- WHAT THE TASK REQUIRES -
Reproduce the listing that follows character for character, excluding its pictures.

- THE RECORDS -
___
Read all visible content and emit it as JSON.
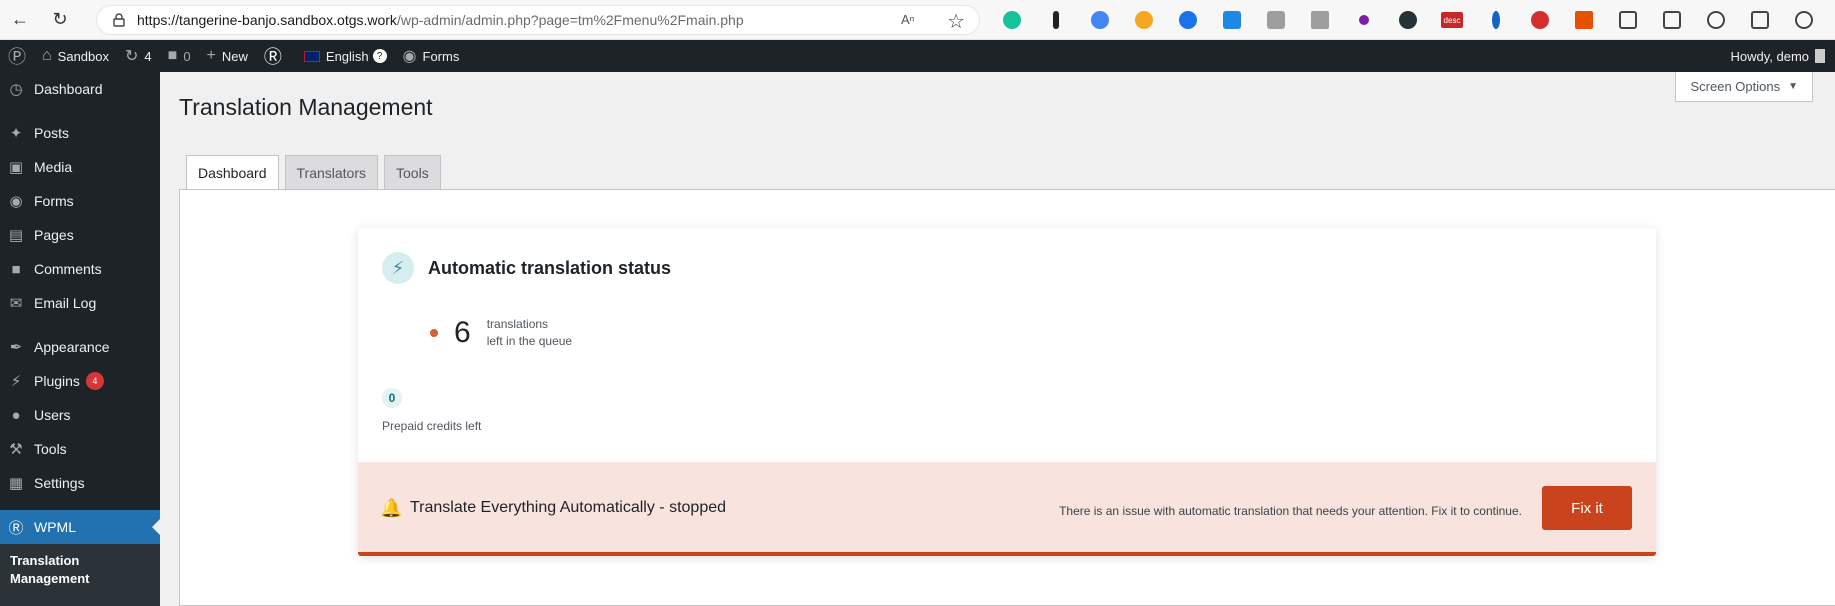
{
  "browser": {
    "url_host": "https://tangerine-banjo.sandbox.otgs.work",
    "url_path": "/wp-admin/admin.php?page=tm%2Fmenu%2Fmain.php",
    "ext_desc_label": "desc"
  },
  "adminbar": {
    "site": "Sandbox",
    "updates": "4",
    "comments": "0",
    "new": "New",
    "language": "English",
    "forms": "Forms",
    "howdy": "Howdy, demo"
  },
  "sidebar": {
    "items": [
      {
        "label": "Dashboard",
        "icon": "dashboard-icon"
      },
      {
        "label": "Posts",
        "icon": "pin-icon"
      },
      {
        "label": "Media",
        "icon": "media-icon"
      },
      {
        "label": "Forms",
        "icon": "forms-icon"
      },
      {
        "label": "Pages",
        "icon": "pages-icon"
      },
      {
        "label": "Comments",
        "icon": "comment-icon"
      },
      {
        "label": "Email Log",
        "icon": "email-icon"
      },
      {
        "label": "Appearance",
        "icon": "brush-icon"
      },
      {
        "label": "Plugins",
        "icon": "plugin-icon",
        "badge": "4"
      },
      {
        "label": "Users",
        "icon": "user-icon"
      },
      {
        "label": "Tools",
        "icon": "wrench-icon"
      },
      {
        "label": "Settings",
        "icon": "settings-icon"
      },
      {
        "label": "WPML",
        "icon": "wpml-icon"
      }
    ],
    "submenu_current": "Translation Management"
  },
  "screen_options": "Screen Options",
  "page_title": "Translation Management",
  "tabs": [
    "Dashboard",
    "Translators",
    "Tools"
  ],
  "card": {
    "title": "Automatic translation status",
    "queue_count": "6",
    "queue_label_1": "translations",
    "queue_label_2": "left in the queue",
    "credits": "0",
    "credits_label": "Prepaid credits left"
  },
  "alert": {
    "title": "Translate Everything Automatically - stopped",
    "message": "There is an issue with automatic translation that needs your attention. Fix it to continue.",
    "button": "Fix it"
  },
  "colors": {
    "accent": "#2271b1",
    "alert_bg": "#f8e3de",
    "alert_accent": "#c9431d"
  }
}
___
- ANSWER BELOW -
Read all visible content and emit it as JSON.
{
  "browser": {
    "url_host": "https://tangerine-banjo.sandbox.otgs.work",
    "url_path": "/wp-admin/admin.php?page=tm%2Fmenu%2Fmain.php",
    "ext_desc_label": "desc"
  },
  "adminbar": {
    "site": "Sandbox",
    "updates": "4",
    "comments": "0",
    "new": "New",
    "language": "English",
    "forms": "Forms",
    "howdy": "Howdy, demo"
  },
  "sidebar": {
    "items": [
      {
        "label": "Dashboard",
        "icon": "dashboard-icon"
      },
      {
        "label": "Posts",
        "icon": "pin-icon"
      },
      {
        "label": "Media",
        "icon": "media-icon"
      },
      {
        "label": "Forms",
        "icon": "forms-icon"
      },
      {
        "label": "Pages",
        "icon": "pages-icon"
      },
      {
        "label": "Comments",
        "icon": "comment-icon"
      },
      {
        "label": "Email Log",
        "icon": "email-icon"
      },
      {
        "label": "Appearance",
        "icon": "brush-icon"
      },
      {
        "label": "Plugins",
        "icon": "plugin-icon",
        "badge": "4"
      },
      {
        "label": "Users",
        "icon": "user-icon"
      },
      {
        "label": "Tools",
        "icon": "wrench-icon"
      },
      {
        "label": "Settings",
        "icon": "settings-icon"
      },
      {
        "label": "WPML",
        "icon": "wpml-icon"
      }
    ],
    "submenu_current": "Translation Management"
  },
  "screen_options": "Screen Options",
  "page_title": "Translation Management",
  "tabs": [
    "Dashboard",
    "Translators",
    "Tools"
  ],
  "card": {
    "title": "Automatic translation status",
    "queue_count": "6",
    "queue_label_1": "translations",
    "queue_label_2": "left in the queue",
    "credits": "0",
    "credits_label": "Prepaid credits left"
  },
  "alert": {
    "title": "Translate Everything Automatically - stopped",
    "message": "There is an issue with automatic translation that needs your attention. Fix it to continue.",
    "button": "Fix it"
  },
  "colors": {
    "accent": "#2271b1",
    "alert_bg": "#f8e3de",
    "alert_accent": "#c9431d"
  }
}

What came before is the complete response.